5.  Forgiveness takes understanding.  Again, understand that the perpetrator is another human being and that something in their past may have triggered their inappropriate reaction to the situation.   Also consider whether you might have contributed to the situation somehow in the past or present sense.  Were they reacting to something that you said or did?    This does not right the wrong, or lay the blame on you, but it may help you to have some perspective as to what they were thinking or feeling.

6.  Forgiveness is nothing to be embarrassed about.    If someone hurt you intentionally, put aside your embarrassment and your shame - they are the one who should be ashamed.  If the hurt was unintentional, if they were ever worthy of being a part of your life in the first place, they already feel bad and are probably hoping you will forgive them.

7.  Forgiveness does not mean that you must place your trust in this person again, or even include them in your life.  Consider whether or not this person is worthy of being a part of your extraordinary life - forgiving someone is not the same thing as trusting them again.  Forgive and forget are two separate things.

8.  Forgiveness will set you free.  Forgiveness in and of itself is the first step towards healing.  The more you practice patience and tolerance, the better you will get at forgiveness.   Then one day you will wake up and realize how uncluttered your mind has become now that you aren't harboring any resentment towards anyone.

During the course of a lifetime we experience any number of unfortunate interactions with other human beings, and those times where others either intentionally or unintentionally hurt us can be extremely difficult to deal with.   We cannot erase those experiences forever from our mind, but by developing patience and tolerance towards other human beings, we can learn to be forgiving.  Forgive just one person today, put the past in the past, its a great feeling, then go out and live your extraordinary life.



Notes from Ro:

You can learn more about simplifying your personal relationships in Joshua Becker's new e-book Inside-Out Simplicity.  I  have also read and very much like Mr. Becker's other book "Becoming Minimalist"  In addition I recently read and found very helpful, Leo Babauta's  The Simple Guide to a Minimalist Life and Zen Habits for Life.



tym said...

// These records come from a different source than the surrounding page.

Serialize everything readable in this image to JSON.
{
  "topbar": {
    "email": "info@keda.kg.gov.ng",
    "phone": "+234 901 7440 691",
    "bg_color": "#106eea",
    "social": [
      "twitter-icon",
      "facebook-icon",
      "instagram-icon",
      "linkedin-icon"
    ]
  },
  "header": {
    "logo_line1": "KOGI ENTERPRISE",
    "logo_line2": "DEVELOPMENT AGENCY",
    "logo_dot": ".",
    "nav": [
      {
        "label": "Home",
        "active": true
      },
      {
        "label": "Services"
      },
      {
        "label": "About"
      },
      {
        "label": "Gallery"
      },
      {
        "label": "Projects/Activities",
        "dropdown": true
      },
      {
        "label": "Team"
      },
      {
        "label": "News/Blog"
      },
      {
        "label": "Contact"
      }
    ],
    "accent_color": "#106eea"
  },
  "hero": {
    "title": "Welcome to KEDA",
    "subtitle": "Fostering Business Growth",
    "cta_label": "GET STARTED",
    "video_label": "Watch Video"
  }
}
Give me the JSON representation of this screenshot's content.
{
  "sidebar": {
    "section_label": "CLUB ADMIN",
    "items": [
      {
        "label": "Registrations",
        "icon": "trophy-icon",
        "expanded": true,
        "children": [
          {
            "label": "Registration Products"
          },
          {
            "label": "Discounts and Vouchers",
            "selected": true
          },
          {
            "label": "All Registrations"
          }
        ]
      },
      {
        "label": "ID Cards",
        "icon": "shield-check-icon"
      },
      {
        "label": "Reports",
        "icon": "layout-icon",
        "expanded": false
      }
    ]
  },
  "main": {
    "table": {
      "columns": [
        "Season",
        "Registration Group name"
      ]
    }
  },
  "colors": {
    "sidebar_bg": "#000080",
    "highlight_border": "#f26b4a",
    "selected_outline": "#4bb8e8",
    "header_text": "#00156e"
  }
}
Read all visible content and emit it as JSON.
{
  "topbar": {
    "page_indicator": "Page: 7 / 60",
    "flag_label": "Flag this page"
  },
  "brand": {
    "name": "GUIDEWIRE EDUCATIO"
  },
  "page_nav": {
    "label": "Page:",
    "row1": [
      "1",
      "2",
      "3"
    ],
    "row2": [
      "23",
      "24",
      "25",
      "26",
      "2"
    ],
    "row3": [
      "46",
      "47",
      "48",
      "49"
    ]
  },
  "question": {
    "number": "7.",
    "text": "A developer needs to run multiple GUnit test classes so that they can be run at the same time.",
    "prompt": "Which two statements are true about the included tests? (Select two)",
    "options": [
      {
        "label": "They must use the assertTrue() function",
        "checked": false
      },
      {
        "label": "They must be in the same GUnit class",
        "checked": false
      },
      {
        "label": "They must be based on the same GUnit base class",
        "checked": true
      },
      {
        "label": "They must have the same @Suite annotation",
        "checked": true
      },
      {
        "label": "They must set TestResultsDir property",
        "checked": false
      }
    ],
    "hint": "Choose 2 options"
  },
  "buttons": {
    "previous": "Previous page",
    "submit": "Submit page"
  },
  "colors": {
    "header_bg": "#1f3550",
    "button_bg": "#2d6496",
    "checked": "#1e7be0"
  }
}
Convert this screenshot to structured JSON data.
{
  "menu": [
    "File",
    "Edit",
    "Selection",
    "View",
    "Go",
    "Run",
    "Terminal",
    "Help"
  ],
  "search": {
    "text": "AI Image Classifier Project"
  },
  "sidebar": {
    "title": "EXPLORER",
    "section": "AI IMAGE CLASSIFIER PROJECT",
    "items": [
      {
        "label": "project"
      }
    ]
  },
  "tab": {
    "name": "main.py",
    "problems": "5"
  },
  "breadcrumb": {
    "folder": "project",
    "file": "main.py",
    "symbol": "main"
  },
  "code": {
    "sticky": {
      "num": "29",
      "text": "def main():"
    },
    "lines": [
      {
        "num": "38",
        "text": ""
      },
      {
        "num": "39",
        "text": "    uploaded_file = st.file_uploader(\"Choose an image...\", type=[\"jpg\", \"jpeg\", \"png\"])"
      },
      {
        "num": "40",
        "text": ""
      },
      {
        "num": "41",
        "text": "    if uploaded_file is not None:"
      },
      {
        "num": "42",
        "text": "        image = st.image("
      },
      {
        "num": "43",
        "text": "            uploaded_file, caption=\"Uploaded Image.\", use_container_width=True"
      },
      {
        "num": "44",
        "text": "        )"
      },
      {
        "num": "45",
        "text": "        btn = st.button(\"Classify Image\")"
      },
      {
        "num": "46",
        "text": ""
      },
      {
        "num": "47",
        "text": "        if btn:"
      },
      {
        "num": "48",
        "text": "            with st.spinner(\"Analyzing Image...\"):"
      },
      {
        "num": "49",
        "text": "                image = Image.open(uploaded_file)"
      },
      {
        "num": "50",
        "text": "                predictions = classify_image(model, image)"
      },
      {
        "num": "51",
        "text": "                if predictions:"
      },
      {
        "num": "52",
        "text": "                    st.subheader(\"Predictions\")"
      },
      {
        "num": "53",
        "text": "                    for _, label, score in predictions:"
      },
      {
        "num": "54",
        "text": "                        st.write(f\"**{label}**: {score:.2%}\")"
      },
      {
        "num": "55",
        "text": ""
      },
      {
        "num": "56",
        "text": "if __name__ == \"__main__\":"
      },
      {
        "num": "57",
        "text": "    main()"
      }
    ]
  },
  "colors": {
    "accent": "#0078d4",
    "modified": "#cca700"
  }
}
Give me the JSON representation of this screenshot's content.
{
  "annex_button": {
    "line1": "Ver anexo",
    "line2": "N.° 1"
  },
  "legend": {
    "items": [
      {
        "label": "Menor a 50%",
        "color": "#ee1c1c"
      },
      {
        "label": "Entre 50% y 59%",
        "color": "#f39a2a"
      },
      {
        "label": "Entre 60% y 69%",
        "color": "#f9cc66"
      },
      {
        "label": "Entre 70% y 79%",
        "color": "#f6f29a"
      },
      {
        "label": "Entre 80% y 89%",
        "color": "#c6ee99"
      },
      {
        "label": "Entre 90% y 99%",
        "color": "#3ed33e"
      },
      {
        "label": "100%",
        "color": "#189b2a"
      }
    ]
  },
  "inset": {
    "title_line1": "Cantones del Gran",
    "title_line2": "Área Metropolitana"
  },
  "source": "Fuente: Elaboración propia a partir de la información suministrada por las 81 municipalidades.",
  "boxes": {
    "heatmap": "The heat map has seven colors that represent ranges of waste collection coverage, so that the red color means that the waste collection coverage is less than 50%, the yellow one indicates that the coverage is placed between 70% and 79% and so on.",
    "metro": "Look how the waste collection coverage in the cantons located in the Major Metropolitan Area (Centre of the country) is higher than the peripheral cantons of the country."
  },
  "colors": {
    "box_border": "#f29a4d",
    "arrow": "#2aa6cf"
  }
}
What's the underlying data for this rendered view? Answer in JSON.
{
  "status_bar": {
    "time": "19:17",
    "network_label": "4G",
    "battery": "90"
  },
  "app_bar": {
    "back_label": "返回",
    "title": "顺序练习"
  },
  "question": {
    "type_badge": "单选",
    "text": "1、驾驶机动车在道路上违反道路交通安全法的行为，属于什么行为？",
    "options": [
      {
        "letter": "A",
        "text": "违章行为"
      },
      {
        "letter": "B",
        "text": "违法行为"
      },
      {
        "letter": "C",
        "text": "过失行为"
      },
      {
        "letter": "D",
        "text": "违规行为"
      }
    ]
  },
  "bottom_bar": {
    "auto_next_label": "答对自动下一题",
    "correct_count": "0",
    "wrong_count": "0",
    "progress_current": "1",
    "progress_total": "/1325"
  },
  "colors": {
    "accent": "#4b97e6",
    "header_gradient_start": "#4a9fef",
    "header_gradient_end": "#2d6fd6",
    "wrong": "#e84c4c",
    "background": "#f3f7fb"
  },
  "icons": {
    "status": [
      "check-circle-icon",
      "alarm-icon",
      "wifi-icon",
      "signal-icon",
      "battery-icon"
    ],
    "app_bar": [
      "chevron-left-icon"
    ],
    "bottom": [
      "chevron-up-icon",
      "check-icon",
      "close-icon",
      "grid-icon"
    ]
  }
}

Thank you so much for this Truth. It is so simple yet it is not easy. Please continue to share your wisdom and experiences. You are helping others..

Ro said...

Thank you Tym for your kind words and encouragement!